On Mother’s Day, I remember my mother, Shirley Macdonald Kishkan, who died in 2010. I’ve written about her, most recently in my book, Blue Portugal & Other Essays. Here’s a section from “We are still here (J.S. Bach’s Violin Partita No. 2 in D minor, BWV 1004)”.
1. Allemanda, in Toulouse, on Mount Tolmie
The opening, grave and ominous.
My mother has been dead for seven years. I’ve been researching family history—hers, in part; though mostly my father’s mother’s origins in Horni Lomná, in what’s now the Czech Republic. Most days I find myself thinking about the strange and wonderful cartography of motherhood, across seas and generations, the maps imaginary and remote. How my mother’s mother was unknown to her—my mum was given up at birth to a foster home and raised to think of herself as motherless—and how that first terrible loss shaped her, blank area on the map. She told a granddaughter once that she’d only ever wanted to be a mother, as though she needed to fill the emptiness of herself with that function, scribble her place in geography. When I was young, it never seemed enough to me. I wanted more of her, from her. But now I realize—too late—what she gave me and my brothers.

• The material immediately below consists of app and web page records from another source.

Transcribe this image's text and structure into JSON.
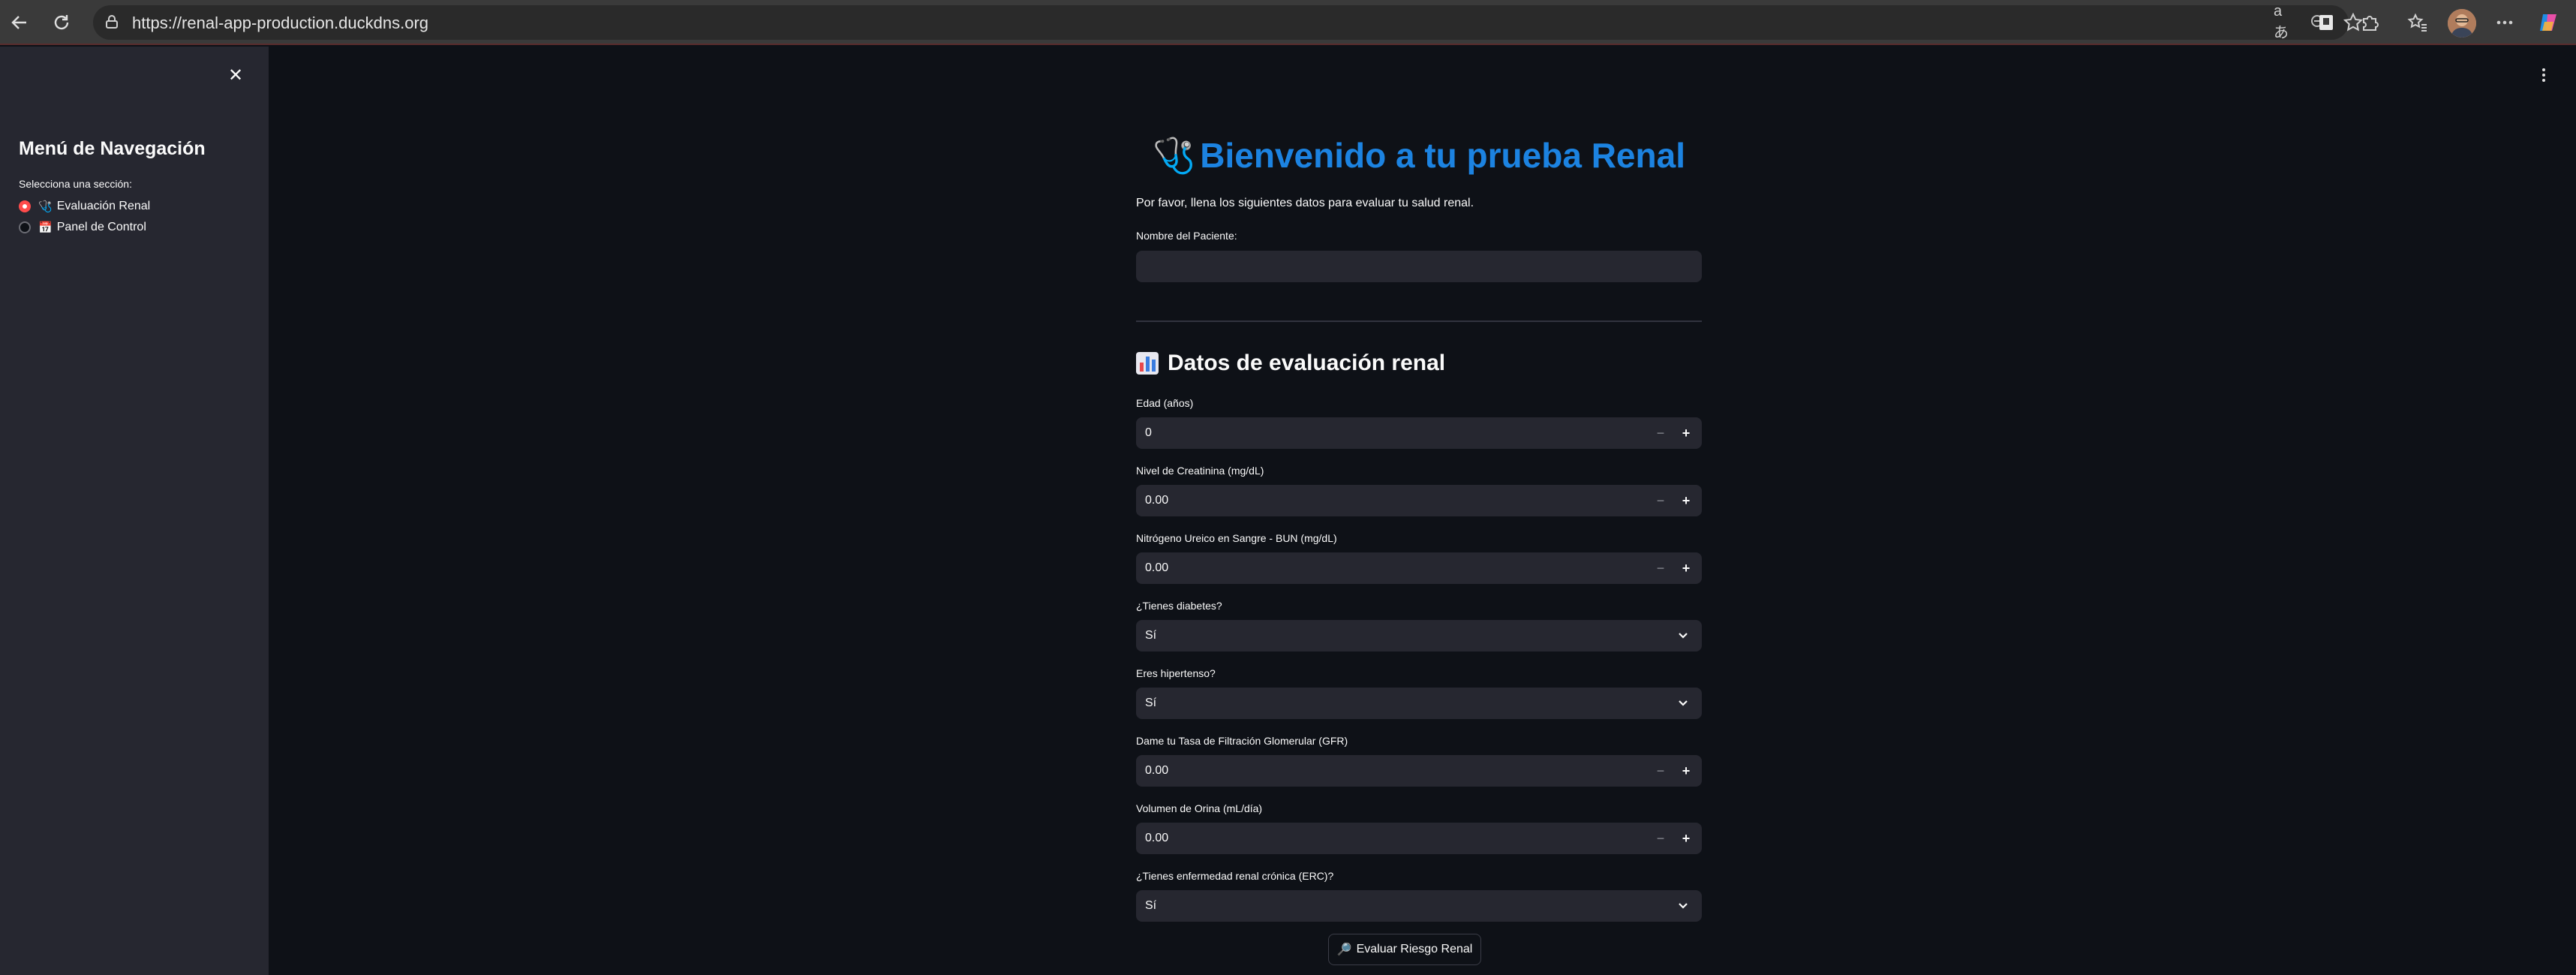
{
  "browser": {
    "url": "https://renal-app-production.duckdns.org",
    "read_aloud_icon": "aあ"
  },
  "sidebar": {
    "title": "Menú de Navegación",
    "section_label": "Selecciona una sección:",
    "options": [
      {
        "emoji": "🩺",
        "label": "Evaluación Renal",
        "selected": true
      },
      {
        "emoji": "📅",
        "label": "Panel de Control",
        "selected": false
      }
    ]
  },
  "main": {
    "title_emoji": "🩺",
    "title": "Bienvenido a tu prueba Renal",
    "intro": "Por favor, llena los siguientes datos para evaluar tu salud renal.",
    "patient_label": "Nombre del Paciente:",
    "patient_value": "",
    "section_title": "Datos de evaluación renal",
    "fields": [
      {
        "label": "Edad (años)",
        "type": "number",
        "value": "0"
      },
      {
        "label": "Nivel de Creatinina (mg/dL)",
        "type": "number",
        "value": "0.00"
      },
      {
        "label": "Nitrógeno Ureico en Sangre - BUN (mg/dL)",
        "type": "number",
        "value": "0.00"
      },
      {
        "label": "¿Tienes diabetes?",
        "type": "select",
        "value": "Sí"
      },
      {
        "label": "Eres hipertenso?",
        "type": "select",
        "value": "Sí"
      },
      {
        "label": "Dame tu Tasa de Filtración Glomerular (GFR)",
        "type": "number",
        "value": "0.00"
      },
      {
        "label": "Volumen de Orina (mL/día)",
        "type": "number",
        "value": "0.00"
      },
      {
        "label": "¿Tienes enfermedad renal crónica (ERC)?",
        "type": "select",
        "value": "Sí"
      }
    ],
    "button_label": "Evaluar Riesgo Renal",
    "button_emoji": "🔎",
    "stepper_minus": "−",
    "stepper_plus": "+"
  },
  "colors": {
    "accent": "#ff4b4b",
    "title_blue": "#1c83e1",
    "background": "#0e1117",
    "sidebar": "#262730",
    "input": "#262730"
  }
}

In Toulouse, last March, I dreamed of my mother. I’d been thinking a great deal about geographical loneliness. Not only for a place one has left, often forever (my grandmother never returned to Europe and as far as I know, she had only very sporadic contact with her family there), but also the loneliness we feel when we try to follow the traces our ancestors left across a landscape. A map, on paper or in memory, a field loved by a child for its birdsong, the scent of plum blossom after a long winter, a tree planted to celebrate a wedding, a birth, an occasion long-forgotten. So the dream of my mother surprised me. She was on a guided tour, just before heart surgery. I always wanted to travel to France, she said, her eyes glowing as she jostled and joked with her new friends, but no one would ever go with me. She had photographs—a long road pink with oleander leading down to the sea, a restaurant filled with sunlight, a plate of sausage. (As far as I know, she never used a camera.) I held her hand and thought, I have another chance. We went to the restroom together and she was running. Please, Mum, don’t run, I pleaded with her, only half in fun. Please. I don’t want you to die on me!

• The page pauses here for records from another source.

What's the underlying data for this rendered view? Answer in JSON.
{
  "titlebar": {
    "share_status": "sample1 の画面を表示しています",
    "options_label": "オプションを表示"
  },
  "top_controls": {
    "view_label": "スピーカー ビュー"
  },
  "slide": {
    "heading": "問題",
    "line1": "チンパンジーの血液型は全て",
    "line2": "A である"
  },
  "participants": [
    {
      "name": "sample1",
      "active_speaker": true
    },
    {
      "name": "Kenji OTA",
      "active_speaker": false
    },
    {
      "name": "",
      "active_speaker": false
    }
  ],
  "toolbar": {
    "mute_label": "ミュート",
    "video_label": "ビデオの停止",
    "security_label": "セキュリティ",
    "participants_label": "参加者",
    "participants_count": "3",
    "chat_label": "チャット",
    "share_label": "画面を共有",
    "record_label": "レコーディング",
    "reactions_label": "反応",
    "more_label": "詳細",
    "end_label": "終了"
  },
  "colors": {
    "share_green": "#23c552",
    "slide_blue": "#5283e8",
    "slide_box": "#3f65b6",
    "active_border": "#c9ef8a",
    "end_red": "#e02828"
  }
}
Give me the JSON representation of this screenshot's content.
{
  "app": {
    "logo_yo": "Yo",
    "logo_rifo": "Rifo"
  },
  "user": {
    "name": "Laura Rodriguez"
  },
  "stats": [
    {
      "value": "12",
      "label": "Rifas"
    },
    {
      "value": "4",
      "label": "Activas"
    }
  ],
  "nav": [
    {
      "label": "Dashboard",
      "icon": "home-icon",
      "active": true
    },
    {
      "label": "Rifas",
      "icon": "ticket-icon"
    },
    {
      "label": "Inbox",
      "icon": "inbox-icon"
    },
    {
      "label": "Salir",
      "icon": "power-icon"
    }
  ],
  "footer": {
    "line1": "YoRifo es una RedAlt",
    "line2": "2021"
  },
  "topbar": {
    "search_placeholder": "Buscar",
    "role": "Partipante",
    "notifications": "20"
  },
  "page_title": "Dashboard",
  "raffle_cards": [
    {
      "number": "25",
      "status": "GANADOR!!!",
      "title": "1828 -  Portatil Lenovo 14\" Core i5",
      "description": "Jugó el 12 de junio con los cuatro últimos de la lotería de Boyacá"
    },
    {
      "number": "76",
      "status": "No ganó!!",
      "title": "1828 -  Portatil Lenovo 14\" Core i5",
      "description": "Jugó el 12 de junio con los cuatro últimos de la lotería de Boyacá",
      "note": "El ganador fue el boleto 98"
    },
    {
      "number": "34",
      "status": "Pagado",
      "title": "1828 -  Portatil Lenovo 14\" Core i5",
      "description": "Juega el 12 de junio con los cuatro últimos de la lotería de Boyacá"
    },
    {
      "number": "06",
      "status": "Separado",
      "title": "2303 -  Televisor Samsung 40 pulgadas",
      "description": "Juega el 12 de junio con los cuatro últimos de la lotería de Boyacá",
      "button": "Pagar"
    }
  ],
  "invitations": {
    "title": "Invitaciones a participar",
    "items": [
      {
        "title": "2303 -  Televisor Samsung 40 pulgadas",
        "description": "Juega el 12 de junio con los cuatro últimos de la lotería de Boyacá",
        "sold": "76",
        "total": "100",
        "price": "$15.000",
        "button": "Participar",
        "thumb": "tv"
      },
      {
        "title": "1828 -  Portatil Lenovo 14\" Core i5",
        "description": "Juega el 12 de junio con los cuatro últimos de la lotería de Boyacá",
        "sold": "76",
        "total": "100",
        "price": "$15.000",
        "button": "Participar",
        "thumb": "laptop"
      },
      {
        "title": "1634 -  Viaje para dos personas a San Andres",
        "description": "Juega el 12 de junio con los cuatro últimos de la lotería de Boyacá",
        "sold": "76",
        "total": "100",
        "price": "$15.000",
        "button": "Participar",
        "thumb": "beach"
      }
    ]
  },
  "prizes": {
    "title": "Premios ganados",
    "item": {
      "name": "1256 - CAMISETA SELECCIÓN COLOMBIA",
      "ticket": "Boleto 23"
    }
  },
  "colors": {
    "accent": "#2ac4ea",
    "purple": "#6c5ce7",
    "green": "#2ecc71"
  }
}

(Walk three steps, then lift a foot. 2/4 time.)
Now I wish I’d offered to take her to France, though I wonder if she truly wanted to go or if the dream came from my own pleasure at the sight of umbrella pines, orange trees, the silvery leaves of olives. She confessed once, after my father died, that she’d always hoped to go to Greece. I looked at her with such surprise, I remember, because the trips she took were to Reno or Disneyland and once, to Hawaii. Packaged tours, on buses or charter flights. Later she and my father travelled to places he’d been to in the Navy and insisted she’d love: Singapore, Hong Kong, Thailand. I don’t think she did love those trips but my father was persuasive.
I have a photo album sent to her after her foster sister died. Mostly it’s a record of her foster sister’s life but there are a few early photographs of my mum, aged three, in a garden, or standing by some stairs. She is chubby and dark-haired. So far away in time, in geography—she grew up in Halifax. But somehow curiously present, her clear eyes, her smile. (“Thou art thy mother’s glass, and she in thee…” Her eyes, in mine. Her knees, with that migrating pain. At the end of her life, she could barely walk.)

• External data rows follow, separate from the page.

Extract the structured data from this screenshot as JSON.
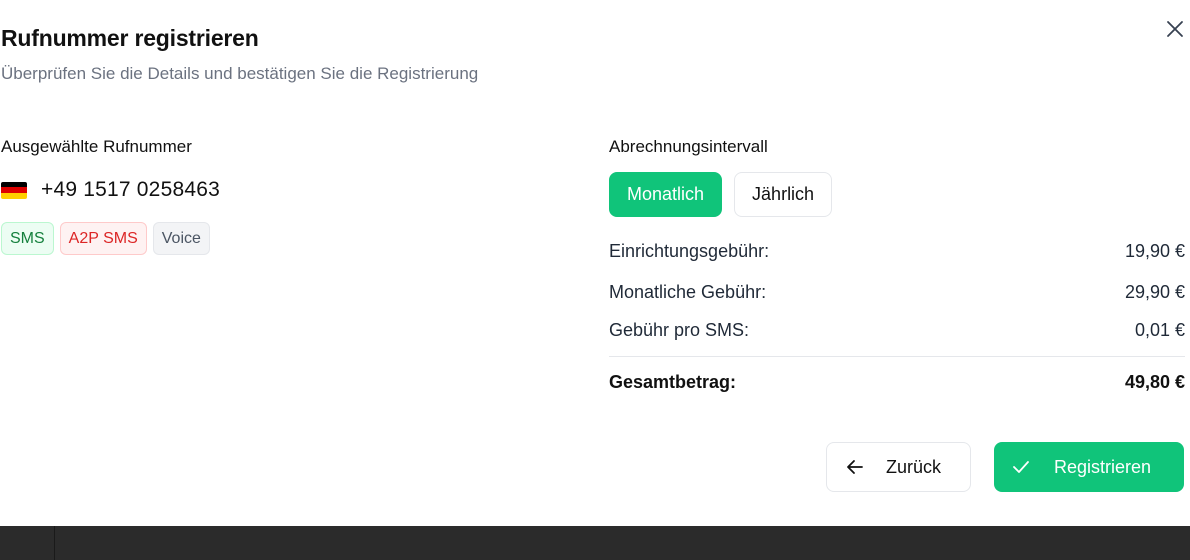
{
  "dialog": {
    "title": "Rufnummer registrieren",
    "subtitle": "Überprüfen Sie die Details und bestätigen Sie die Registrierung",
    "close_icon": "close-icon"
  },
  "selected_number": {
    "label": "Ausgewählte Rufnummer",
    "flag_icon": "germany-flag-icon",
    "phone": "+49 1517 0258463",
    "badges": [
      {
        "label": "SMS",
        "color": "#15803d"
      },
      {
        "label": "A2P SMS",
        "color": "#dc2626"
      },
      {
        "label": "Voice",
        "color": "#4b5563"
      }
    ]
  },
  "billing": {
    "label": "Abrechnungsintervall",
    "options": [
      {
        "label": "Monatlich",
        "selected": true
      },
      {
        "label": "Jährlich",
        "selected": false
      }
    ],
    "fees": [
      {
        "label": "Einrichtungsgebühr:",
        "value": "19,90 €"
      },
      {
        "label": "Monatliche Gebühr:",
        "value": "29,90 €"
      },
      {
        "label": "Gebühr pro SMS:",
        "value": "0,01 €"
      }
    ],
    "total": {
      "label": "Gesamtbetrag:",
      "value": "49,80 €"
    }
  },
  "actions": {
    "back_label": "Zurück",
    "back_icon": "arrow-left-icon",
    "register_label": "Registrieren",
    "register_icon": "check-icon"
  },
  "colors": {
    "accent": "#10c47a",
    "bottom_bar": "#2b2b2b"
  }
}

Until her death, I don’t believe I ever danced an Allemanda. A linear movement in binary form. Walk three steps, then lift a foot. 2/4 time. Four couples, her children and their partners, promenading the length of her living room in an apartment on the slope of Mount Tolmie, entwining their arms, as one lifts a box of photographs (though none of France), another passes a load of her clothing (the cardigans, the polyester trousers, the tiny socks, a few threadbare nightdresses), and the remaining dancers keep their place in the movement. There is nothing French in the apartment, no music but what I hear in my head as I step, as I sort, as I turn, turn, the old harmonies returning.
From Toulouse, lift, lift, make a place in your arms for a mother who ran like a girl to rejoin her friends who waited in France, who watched deer make their own graceful steps below her window on Mount Tolmie, lace your arms with hers, turn, turn, towards her, away. Careful with your knees as you lift each foot, stand where she stood, 2/4 time, the years passing before the window, like the deer.